11 Mar, 2022
India's players attend a practice session ahead of the second Test cricket match against Sri Lanka at the M. Chinnaswamy Stadium in Bangalore on March 10. AFP
India's players attend a practice session ahead of the second Test cricket match against Sri Lanka at the M. Chinnaswamy Stadium in Bangalore on March 10. AFP

Bangalore. Vice-captain Jasprit Bumrah on Friday said India are still getting used to Test cricket under lights as they take on Sri Lanka in their third pink-ball match at home.

The hosts are looking to sweep the two-match series in Bangalore after a thumping opening Test win inside three days.

But Bumrah said the team is entering unchartered territory despite having won their previous two day-night Tests on home soil against Bangladesh in 2019 and England last year.

"We have to make mental adjustments while preparing for the pink ball Test," Bumrah said on the eve of the second match starting Saturday.

"Playing under lights, fielding and bowling with pink ball are things we need to get used to and we keep all of these things in mind while in the training session.

"We are not used to catching or bowling with the pink ball. It is still a fairly new concept for all of us and we are trying to learn with every Test."

India were late entrants in the pink ball arena and made their day-night debut four years after Australia and New Zealand played the first-ever floodlit Test in 2015.
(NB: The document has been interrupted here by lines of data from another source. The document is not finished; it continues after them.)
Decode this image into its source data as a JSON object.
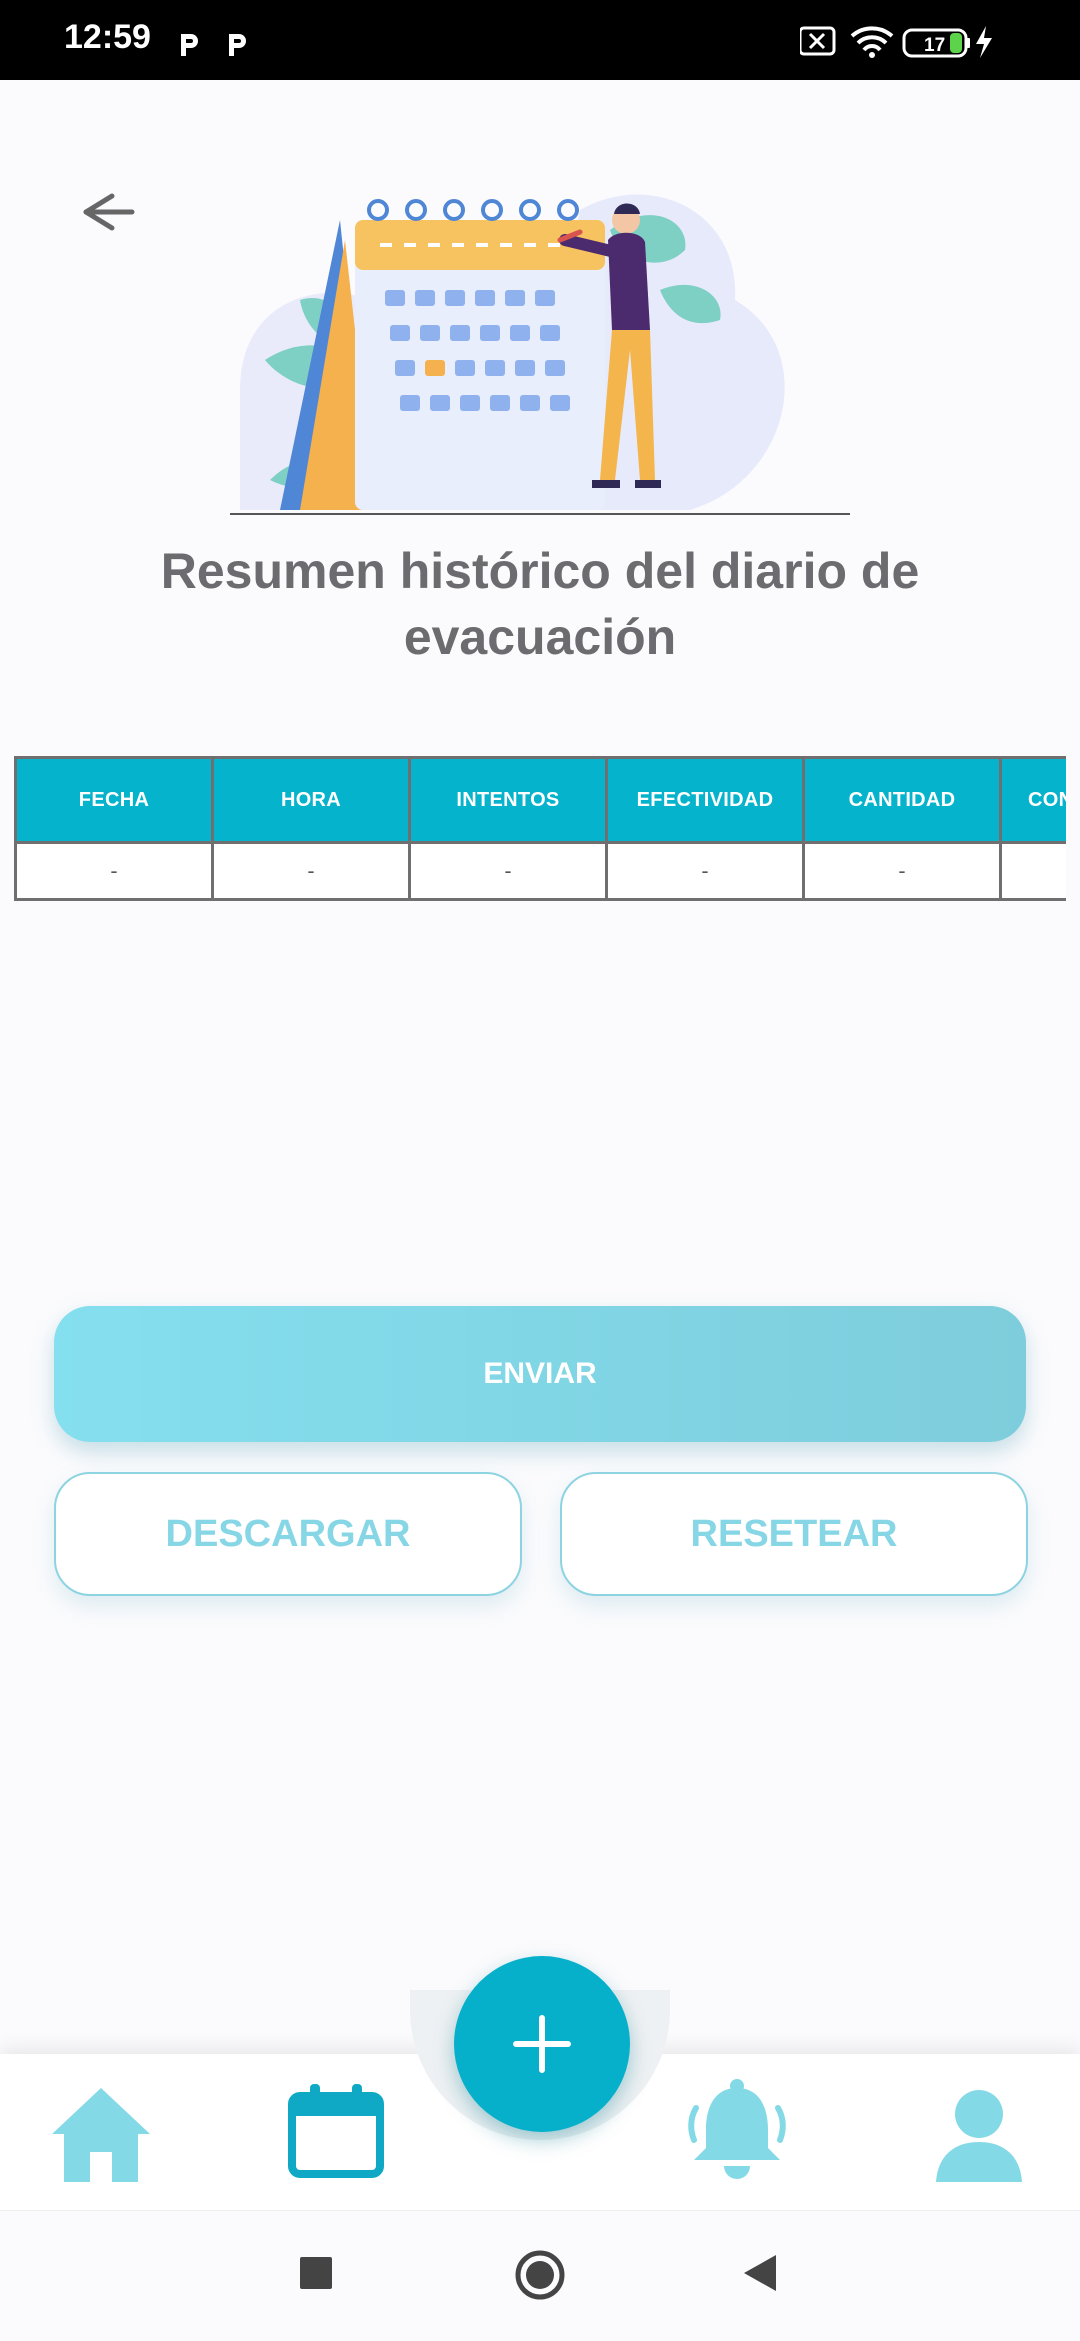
{
  "status_bar": {
    "time": "12:59",
    "battery": "17",
    "icons": [
      "parking-icon",
      "parking-icon",
      "no-sim-icon",
      "wifi-icon",
      "battery-icon",
      "charging-icon"
    ]
  },
  "header": {
    "title": "Resumen histórico del diario de evacuación",
    "back_icon": "back-arrow-icon"
  },
  "table": {
    "columns": [
      "FECHA",
      "HORA",
      "INTENTOS",
      "EFECTIVIDAD",
      "CANTIDAD",
      "CONSI"
    ],
    "rows": [
      [
        "-",
        "-",
        "-",
        "-",
        "-",
        ""
      ]
    ]
  },
  "actions": {
    "send_label": "ENVIAR",
    "download_label": "DESCARGAR",
    "reset_label": "RESETEAR"
  },
  "bottom_nav": {
    "items": [
      "home-icon",
      "calendar-icon",
      "plus-icon",
      "bell-icon",
      "user-icon"
    ]
  },
  "colors": {
    "accent": "#06b3cc",
    "button_light": "#84dfee",
    "nav_icon": "#84d9e6"
  }
}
They dispatched Bangladesh inside three days in Kolkata, but at the Adelaide Oval in December 2020 Australia bowled out Virat Kohli's side for 36 in the second innings -- India's lowest Test total.
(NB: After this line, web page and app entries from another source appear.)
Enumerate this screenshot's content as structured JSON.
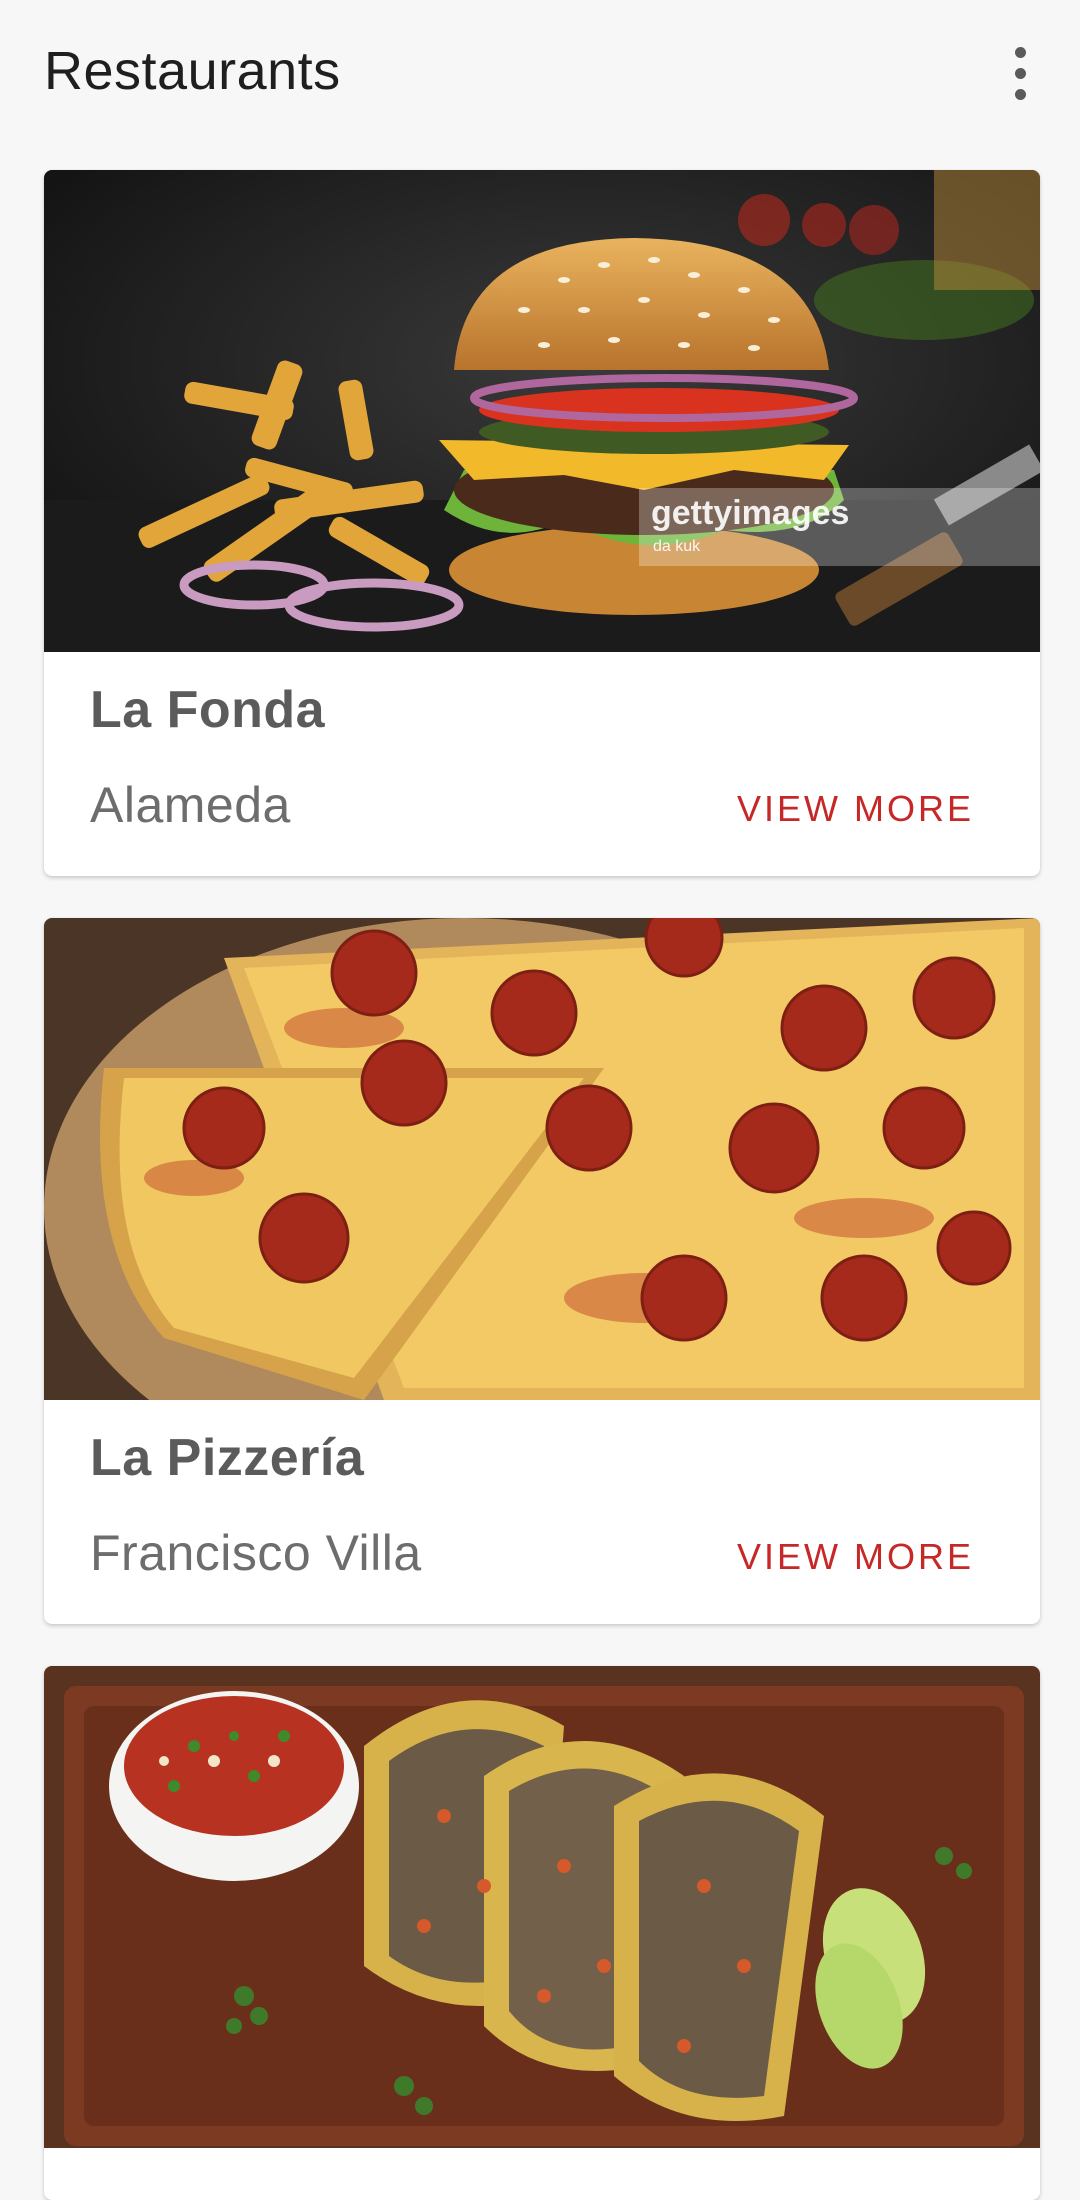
{
  "app_bar": {
    "title": "Restaurants",
    "overflow_icon": "more-vert-icon"
  },
  "restaurants": [
    {
      "name": "La Fonda",
      "location": "Alameda",
      "action": "VIEW MORE",
      "image": "burger-with-fries-photo",
      "watermark": {
        "brand": "gettyimages",
        "credit": "da kuk"
      }
    },
    {
      "name": "La Pizzería",
      "location": "Francisco Villa",
      "action": "VIEW MORE",
      "image": "pepperoni-pizza-photo"
    },
    {
      "image": "tacos-with-salsa-photo"
    }
  ],
  "colors": {
    "background": "#f7f7f7",
    "card": "#ffffff",
    "accent": "#c62828",
    "title_text": "#1f1f1f",
    "name_text": "#5b5b5b",
    "secondary_text": "#6d6d6d"
  }
}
The team got back to winning ways with the pink ball when they thrashed England in two days at the world's biggest cricket stadium in Ahmedabad in February last year.
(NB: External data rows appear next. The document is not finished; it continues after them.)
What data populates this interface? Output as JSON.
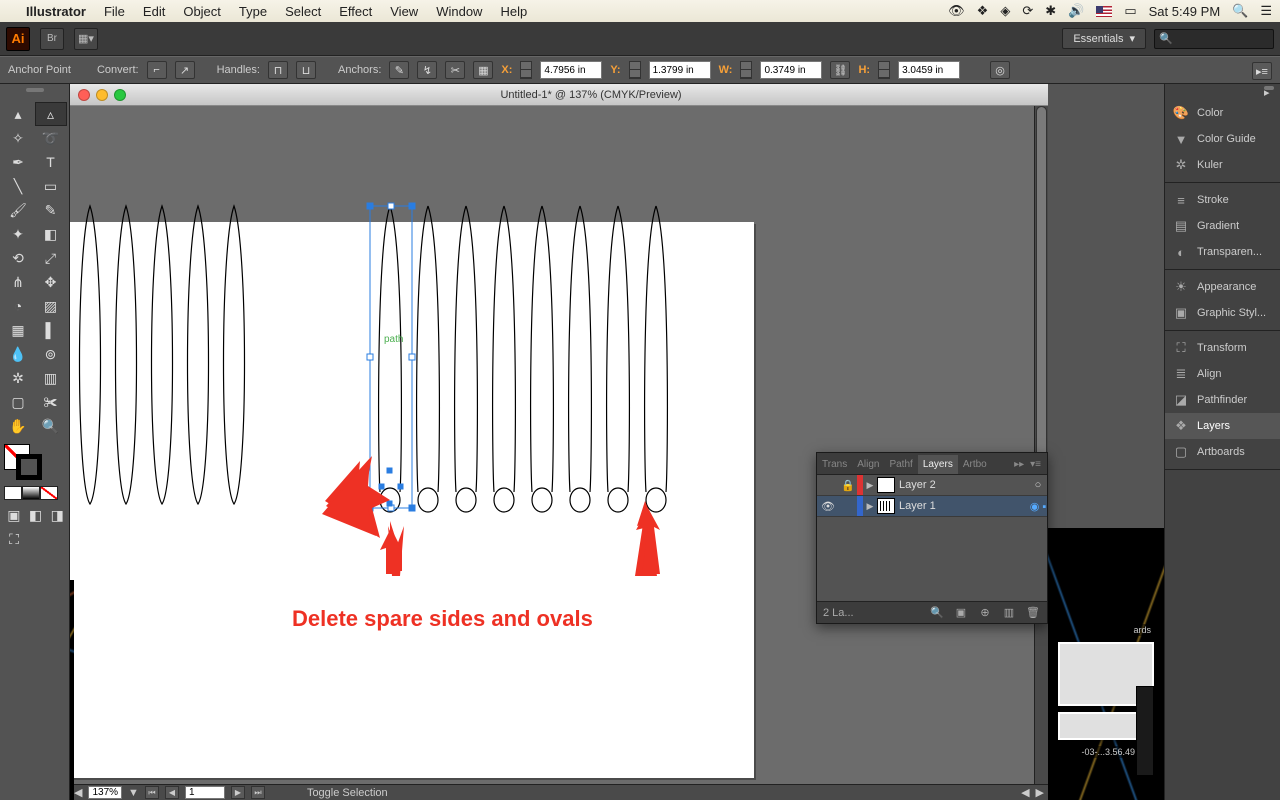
{
  "menubar": {
    "app": "Illustrator",
    "items": [
      "File",
      "Edit",
      "Object",
      "Type",
      "Select",
      "Effect",
      "View",
      "Window",
      "Help"
    ],
    "clock": "Sat 5:49 PM"
  },
  "apptop": {
    "workspace": "Essentials"
  },
  "ctrl": {
    "mode": "Anchor Point",
    "convert": "Convert:",
    "handles": "Handles:",
    "anchors": "Anchors:",
    "x_label": "X:",
    "x": "4.7956 in",
    "y_label": "Y:",
    "y": "1.3799 in",
    "w_label": "W:",
    "w": "0.3749 in",
    "h_label": "H:",
    "h": "3.0459 in"
  },
  "doc": {
    "title": "Untitled-1* @ 137% (CMYK/Preview)",
    "sel_label": "path"
  },
  "annotation": "Delete spare sides and ovals",
  "status": {
    "zoom": "137%",
    "page": "1",
    "hint": "Toggle Selection"
  },
  "panels": {
    "group1": [
      "Color",
      "Color Guide",
      "Kuler"
    ],
    "group2": [
      "Stroke",
      "Gradient",
      "Transparen..."
    ],
    "group3": [
      "Appearance",
      "Graphic Styl..."
    ],
    "group4": [
      "Transform",
      "Align",
      "Pathfinder",
      "Layers",
      "Artboards"
    ]
  },
  "layers": {
    "tabs": [
      "Trans",
      "Align",
      "Pathf",
      "Layers",
      "Artbo"
    ],
    "rows": [
      {
        "name": "Layer 2",
        "color": "#d33"
      },
      {
        "name": "Layer 1",
        "color": "#36c"
      }
    ],
    "count": "2 La..."
  },
  "bg": {
    "stack_label": "ards",
    "time_label": "-03-...3.56.49 PM"
  }
}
Australia has featured in 10 of the 18 pink ball Tests that have been played so far and enjoy an unbeaten record.

Bumrah said players will need to adapt to the different coloured ball, which has a coating of pink lacquer and behaves differently than the traditional red ball.

"It all depends on the individual. Pink ball looks different, the speed at which it comes to you on the field," said the fast bowler.

"Timings for the day-night Test are also different, so the ball might not do so much in the first session but might start to do more under the light.

"We have played the pink ball Tests on all different surfaces, so there are no set parameters for it."

Bangalore's M Chinnaswamy Stadium has allowed 100 percent attendance for the pink ball spectacle after they previously decided to limit the crowd to half capacity.

The remaining tickets went up on sale Friday with fans thronging to get seats at the 40,000 capacity stadium.

Sri Lanka, who lost the opener by an innings and 222 runs, will be without batsman Pathum Nissanka who has been ruled out with a back injury.